Everyone's here. Not just the core magnificent seven, but everybody - the Hawks, Ray Palmer's Atom, fishnetted Zatanna, Green Arrow and Black Canary, the Elongated Man, even the Phantom Stranger ... and there are wonderful additions that we certainly never saw in the 70s: the Doom Patrol, the Metal Men, the Marvel Family, even the hints of Kirby's Third World.
For me, the best single part of this issue was the very first page, a dialogue between Superman and Batman that's as deep, as worthy as anything found in our sacred text, Kingdom Come.
Other great moments?

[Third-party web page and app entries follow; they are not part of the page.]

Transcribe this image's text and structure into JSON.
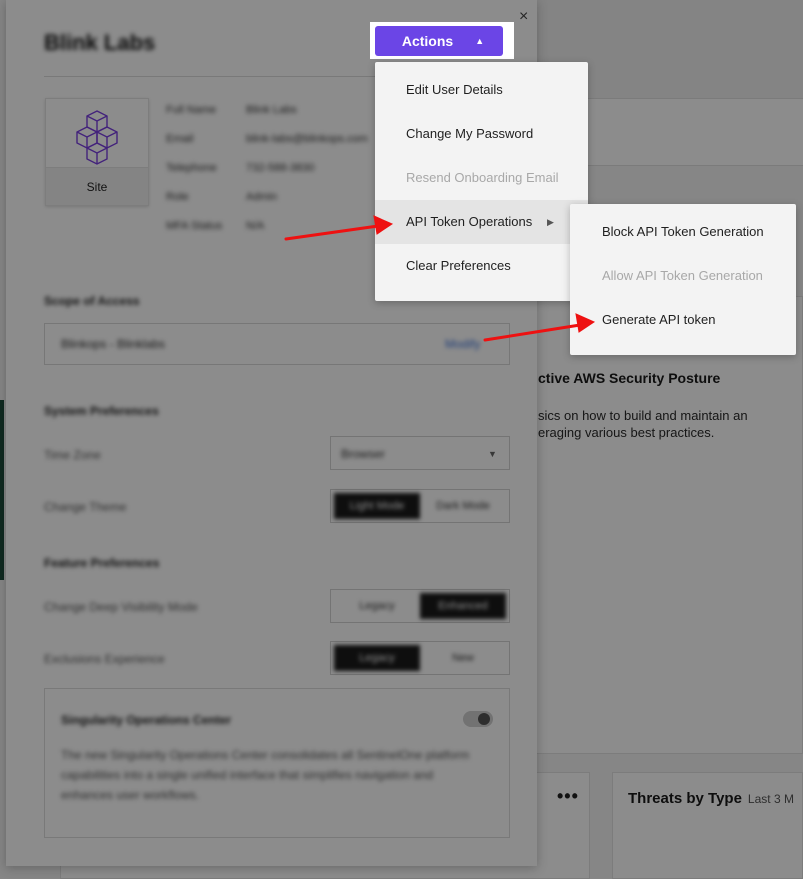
{
  "background": {
    "card_title": "ctive AWS Security Posture",
    "card_text": "sics on how to build and maintain an eraging various best practices.",
    "widget_menu": "•••",
    "widget_title": "Threats by Type",
    "widget_subtitle": "Last 3 M"
  },
  "modal": {
    "close_icon": "×",
    "title": "Blink Labs",
    "logo_label": "Site",
    "details": [
      {
        "label": "Full Name",
        "value": "Blink Labs"
      },
      {
        "label": "Email",
        "value": "blink-labs@blinkops.com"
      },
      {
        "label": "Telephone",
        "value": "732-588-3830"
      },
      {
        "label": "Role",
        "value": "Admin"
      },
      {
        "label": "MFA Status",
        "value": "N/A"
      }
    ],
    "scope_section": "Scope of Access",
    "scope_value": "Blinkops - Blinklabs",
    "scope_link": "Modify",
    "system_section": "System Preferences",
    "time_zone_label": "Time Zone",
    "time_zone_value": "Browser",
    "theme_label": "Change Theme",
    "theme_options": [
      "Light Mode",
      "Dark Mode"
    ],
    "feature_section": "Feature Preferences",
    "deep_visibility_label": "Change Deep Visibility Mode",
    "deep_visibility_options": [
      "Legacy",
      "Enhanced"
    ],
    "exclusions_label": "Exclusions Experience",
    "exclusions_options": [
      "Legacy",
      "New"
    ],
    "soc_title": "Singularity Operations Center",
    "soc_desc": "The new Singularity Operations Center consolidates all SentinelOne platform capabilities into a single unified interface that simplifies navigation and enhances user workflows."
  },
  "actions_button": {
    "label": "Actions",
    "icon": "caret-up-icon"
  },
  "menu": {
    "items": [
      {
        "label": "Edit User Details",
        "disabled": false
      },
      {
        "label": "Change My Password",
        "disabled": false
      },
      {
        "label": "Resend Onboarding Email",
        "disabled": true
      },
      {
        "label": "API Token Operations",
        "disabled": false
      },
      {
        "label": "Clear Preferences",
        "disabled": false
      }
    ],
    "submenu_icon": "caret-right-icon"
  },
  "submenu": {
    "items": [
      {
        "label": "Block API Token Generation",
        "disabled": false
      },
      {
        "label": "Allow API Token Generation",
        "disabled": true
      },
      {
        "label": "Generate API token",
        "disabled": false
      }
    ]
  },
  "colors": {
    "accent": "#6b45e6",
    "annotation_arrow": "#ee1111",
    "disabled_text": "#a8a8a8"
  }
}
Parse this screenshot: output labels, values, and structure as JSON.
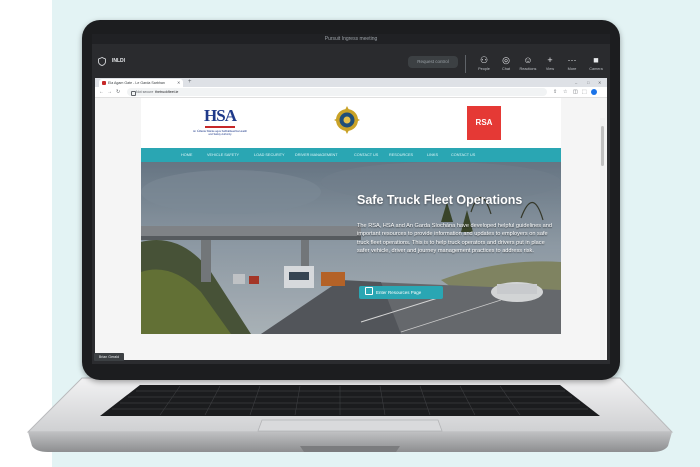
{
  "meet": {
    "window_title": "Pursuit Ingress meeting",
    "meeting_name": "INLDI",
    "request_control": "Request control",
    "tools": [
      {
        "label": "People",
        "icon": "people-icon"
      },
      {
        "label": "Chat",
        "icon": "chat-icon"
      },
      {
        "label": "Reactions",
        "icon": "reactions-icon"
      },
      {
        "label": "View",
        "icon": "view-icon"
      },
      {
        "label": "More",
        "icon": "more-icon"
      },
      {
        "label": "Camera",
        "icon": "camera-icon"
      }
    ],
    "presenter_badge": "Brian Gerald"
  },
  "browser": {
    "tab_title": "Ela Agam Gate - Le Garda Sarbhan",
    "new_tab": "+",
    "omnibox": {
      "security": "Not secure",
      "url": "thetruckfleet.ie"
    }
  },
  "site": {
    "hsa": {
      "mark": "HSA",
      "sub": "An tÚdarás Sláinte agus Sábháilteachta Health and Safety Authority"
    },
    "rsa": {
      "mark": "RSA"
    },
    "nav": [
      "HOME",
      "VEHICLE SAFETY",
      "LOAD SECURITY",
      "DRIVER MANAGEMENT",
      "CONTACT US",
      "RESOURCES",
      "LINKS",
      "CONTACT US"
    ],
    "hero": {
      "title": "Safe Truck Fleet Operations",
      "body": "The RSA, HSA and An Garda Síochána have developed helpful guidelines and important resources to provide information and updates to employers on safe truck fleet operations. This is to help truck operators and drivers put in place safer vehicle, driver and journey management practices to address risk.",
      "cta": "Enter Resources Page"
    }
  },
  "colors": {
    "accent": "#2aa6b3",
    "rsa_red": "#e53935",
    "hsa_blue": "#1f3a8a",
    "panel": "#e3f3f4"
  }
}
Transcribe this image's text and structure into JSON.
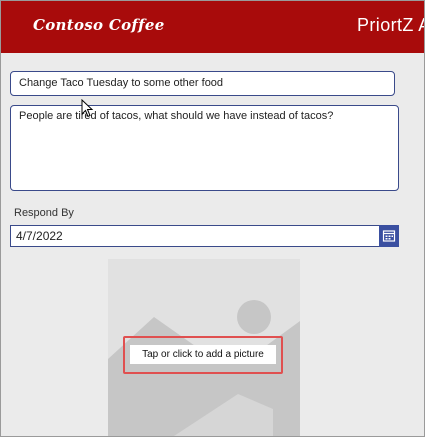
{
  "header": {
    "brand": "Contoso Coffee",
    "app_title": "PriortZ A"
  },
  "form": {
    "title_value": "Change Taco Tuesday to some other food",
    "description_value": "People are tired of tacos, what should we have instead of tacos?",
    "respond_by_label": "Respond By",
    "respond_by_value": "4/7/2022",
    "picture_prompt": "Tap or click to add a picture"
  },
  "icons": {
    "calendar": "calendar-icon",
    "picture_placeholder": "image-placeholder-icon",
    "cursor": "mouse-pointer-icon"
  },
  "colors": {
    "header_bg": "#a80b0b",
    "accent_blue": "#3a4fa0",
    "highlight_red": "#e05050"
  }
}
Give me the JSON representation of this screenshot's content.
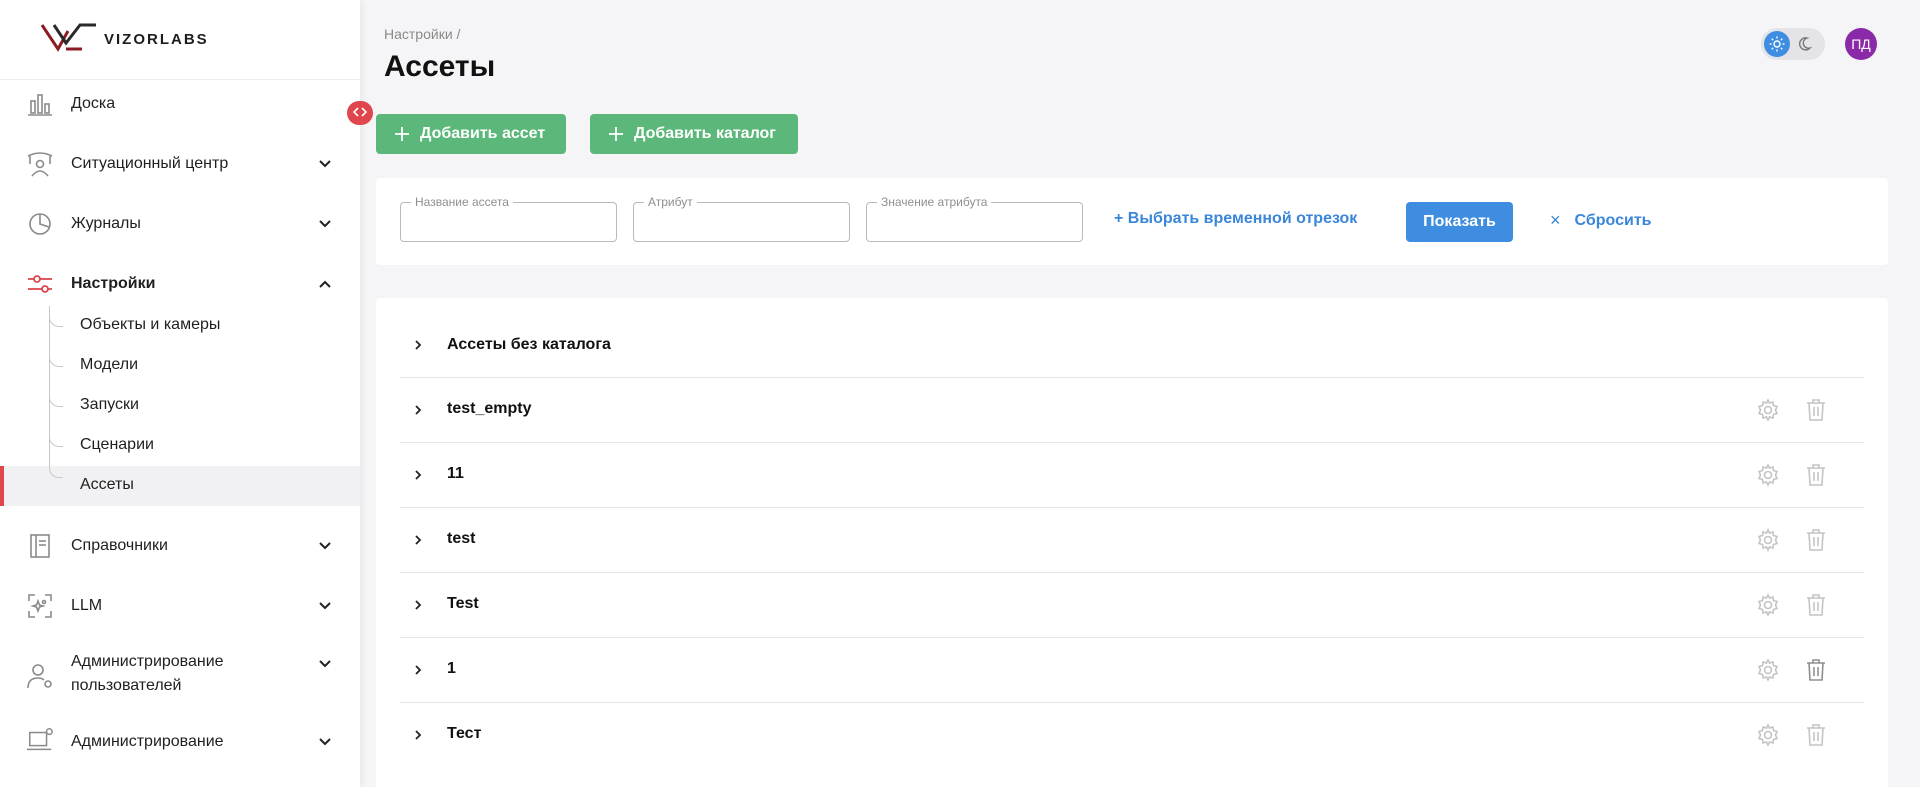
{
  "app": {
    "logo_text": "VIZORLABS"
  },
  "sidebar": {
    "items": [
      {
        "label": "Доска",
        "icon": "chart-bars-icon",
        "chevron": ""
      },
      {
        "label": "Ситуационный центр",
        "icon": "monitoring-center-icon",
        "chevron": "down"
      },
      {
        "label": "Журналы",
        "icon": "pie-chart-icon",
        "chevron": "down"
      },
      {
        "label": "Настройки",
        "icon": "sliders-icon",
        "chevron": "up",
        "active": true
      },
      {
        "label": "Справочники",
        "icon": "book-icon",
        "chevron": "down"
      },
      {
        "label": "LLM",
        "icon": "ai-sparkle-icon",
        "chevron": "down"
      },
      {
        "label_line1": "Администрирование",
        "label_line2": "пользователей",
        "icon": "user-gear-icon",
        "chevron": "down"
      },
      {
        "label": "Администрирование",
        "icon": "laptop-gear-icon",
        "chevron": "down"
      }
    ],
    "sub_items": [
      {
        "label": "Объекты и камеры"
      },
      {
        "label": "Модели"
      },
      {
        "label": "Запуски"
      },
      {
        "label": "Сценарии"
      },
      {
        "label": "Ассеты",
        "active": true
      }
    ]
  },
  "header": {
    "breadcrumb": "Настройки /",
    "title": "Ассеты",
    "avatar_initials": "ПД"
  },
  "actions": {
    "add_asset": "Добавить ассет",
    "add_catalog": "Добавить каталог"
  },
  "filters": {
    "asset_name_label": "Название ассета",
    "attribute_label": "Атрибут",
    "attribute_value_label": "Значение атрибута",
    "asset_name_value": "",
    "attribute_value": "",
    "attribute_value_value": "",
    "time_range": "+ Выбрать временной отрезок",
    "show": "Показать",
    "reset": "Сбросить",
    "reset_symbol": "×"
  },
  "catalogs": [
    {
      "name": "Ассеты без каталога",
      "actions": false
    },
    {
      "name": "test_empty",
      "actions": true
    },
    {
      "name": "11",
      "actions": true
    },
    {
      "name": "test",
      "actions": true
    },
    {
      "name": "Test",
      "actions": true
    },
    {
      "name": "1",
      "actions": true
    },
    {
      "name": "Тест",
      "actions": true
    }
  ],
  "colors": {
    "accent_red": "#e0464d",
    "green": "#5cb87a",
    "blue": "#3e8de0",
    "avatar": "#8a2aa8"
  }
}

Batman's interrogation of Captain Cold - again, perfect characterization, in a way we actually seldom saw back in the 70s, when DC was still indecisive about how to 'do' Batman: grim avenger the character started out as, or the happy-go-lucky TV goofball from the 60s TV show who put so very much money into DC's coffers.
Green Lantern's very stirring rebirth, reciting that dorky oath over his power battery
The final sequence girding of our heroes, realizing they'll have to fight their own kin and proteges, and furthering the reader's confidence (some of us belatedly) that this entire thing is under tight control, the ultimate dream-story actually playing out for us every month.
Along the same lines, kinda sorta, was the Geoff Johns/Richard Donner/Adam Kubert relaunch of Action Comics . My hesitations came from three sources: 1) the weird, Freemasonry coincidence of having a Kubert brother apiece drawing Batman and Superman, 2) the fact that arc-relaunches start to get a little tiring when they happen so often, and 3) one of the only aspects of John Byrne's disasterous reconception of Superman (HOW could DC EVER have been that desperate?) I liked was the idea of Superman being the ONLY survivor of Krypton. In recent years that concept has been seriously blurred (the Eradicator, Krypto, Zod, two or three Supergirls, etc) - and this issue gets even blurrier, introducing a little-kid 'superboy' only moments after poor Kon-el's corpse was in the ground. We'll see what comes of it, but I'd rather Johns (and Donner, who I'm sure had about as much a part in writing this thing as I did) found some other plot-device to goose up his new graphic-novel-in-the-making.
Still, this is grand stuff. Mainly that's due to Adam Kubert's elaborately fantastic artwork. It feels wonderful, actually looking forward to both Action Comics and Superman again - now if only something could be done about the Legion, I'd be one happy blogger.
at 5:42 PM